Dockside seems like a pretty typical diner. It’s a casual space with counter seats and a few booths, and it has a big menu with about 20 types of omelets, as well as sandwiches ranging from grilled cheese to one with Cajun mahi mahi. But the simple-sounding food is all excellent, and it’s right on the water, so if you’re lucky, you’ll be able to watch paddleboarders fall into the bay as you eat your banana and walnut pancakes.
photo credit: David A. Lee
When you want great seafood near the water on LBI, you could eat fried flounder out of to-go containers at Viking Fresh Off The Hook, or you could eat flounder francaise on a white tablecloth at Stefano’s. But for something in between, go to Ship Bottom Shellfish. It’s a casual spot with a big menu that ranges from buffalo calamari to shrimp stuffed with crab imperial, but we like to keep it simple and dip bread into a big bowl of clams with wine and garlic butter. You usually have to wait for a table, but it’s BYOB, so bring a bottle (or a cooler) and hang out on the outdoor patio until your name is called.

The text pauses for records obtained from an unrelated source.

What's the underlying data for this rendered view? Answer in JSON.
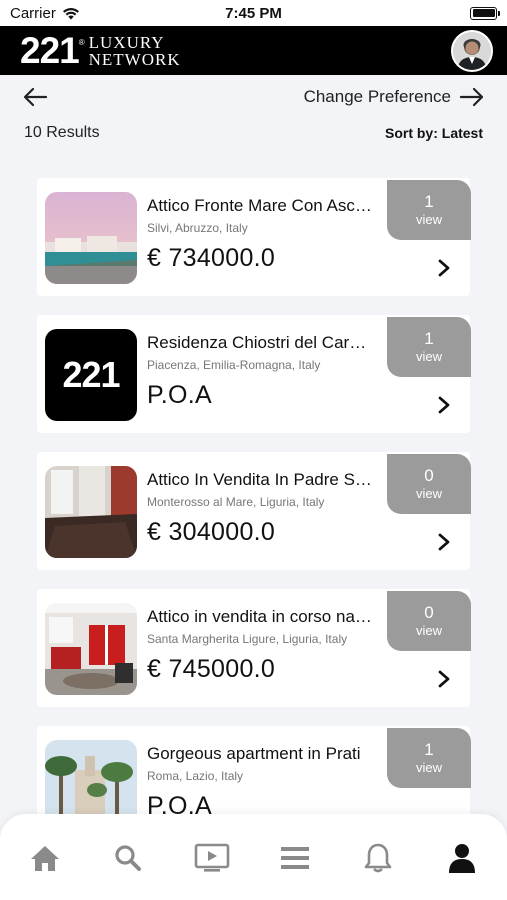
{
  "status_bar": {
    "carrier": "Carrier",
    "time": "7:45 PM"
  },
  "header": {
    "logo_number": "221",
    "logo_reg": "®",
    "logo_line1": "LUXURY",
    "logo_line2": "NETWORK"
  },
  "nav": {
    "change_preference": "Change Preference"
  },
  "results": {
    "count_label": "10 Results",
    "sort_label": "Sort by: Latest"
  },
  "listings": [
    {
      "title": "Attico Fronte Mare Con Ascensore",
      "location": "Silvi, Abruzzo, Italy",
      "price": "€ 734000.0",
      "views": "1",
      "view_label": "view",
      "image": "seaside-photo"
    },
    {
      "title": "Residenza Chiostri del Carmine",
      "location": "Piacenza, Emilia-Romagna, Italy",
      "price": "P.O.A",
      "views": "1",
      "view_label": "view",
      "image": "221-logo-placeholder",
      "placeholder_text": "221"
    },
    {
      "title": "Attico In Vendita In Padre Semeria",
      "location": "Monterosso al Mare, Liguria, Italy",
      "price": "€ 304000.0",
      "views": "0",
      "view_label": "view",
      "image": "interior-photo"
    },
    {
      "title": "Attico in vendita in corso nazionale",
      "location": "Santa Margherita Ligure, Liguria, Italy",
      "price": "€ 745000.0",
      "views": "0",
      "view_label": "view",
      "image": "kitchen-photo"
    },
    {
      "title": "Gorgeous apartment in Prati",
      "location": "Roma, Lazio, Italy",
      "price": "P.O.A",
      "views": "1",
      "view_label": "view",
      "image": "palm-street-photo"
    }
  ],
  "tab_bar": {
    "items": [
      {
        "icon": "home-icon"
      },
      {
        "icon": "search-icon"
      },
      {
        "icon": "video-icon"
      },
      {
        "icon": "menu-icon"
      },
      {
        "icon": "bell-icon"
      },
      {
        "icon": "profile-icon",
        "active": true
      }
    ]
  },
  "colors": {
    "header_bg": "#000000",
    "badge_bg": "#9b9b9b",
    "tab_inactive": "#8a8a8a",
    "tab_active": "#111111"
  }
}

Order any of the seven burgers at Wally’s, and your plate will arrive with fries, pickle chips, a burger, and another burger. Whether you get the one topped with pepper jack and jalapeños or the one with BBQ sauce and cheddar, you’ll get two burgers that are cooked in a cast-iron skillet for around $15. On the off chance that you need more reason to go to this diner in Surf City, they also serve great stuff at breakfast, like big pancakes filled with peanut butter and chocolate chips, and topped with chocolate, peanut sauce, and powdered sugar.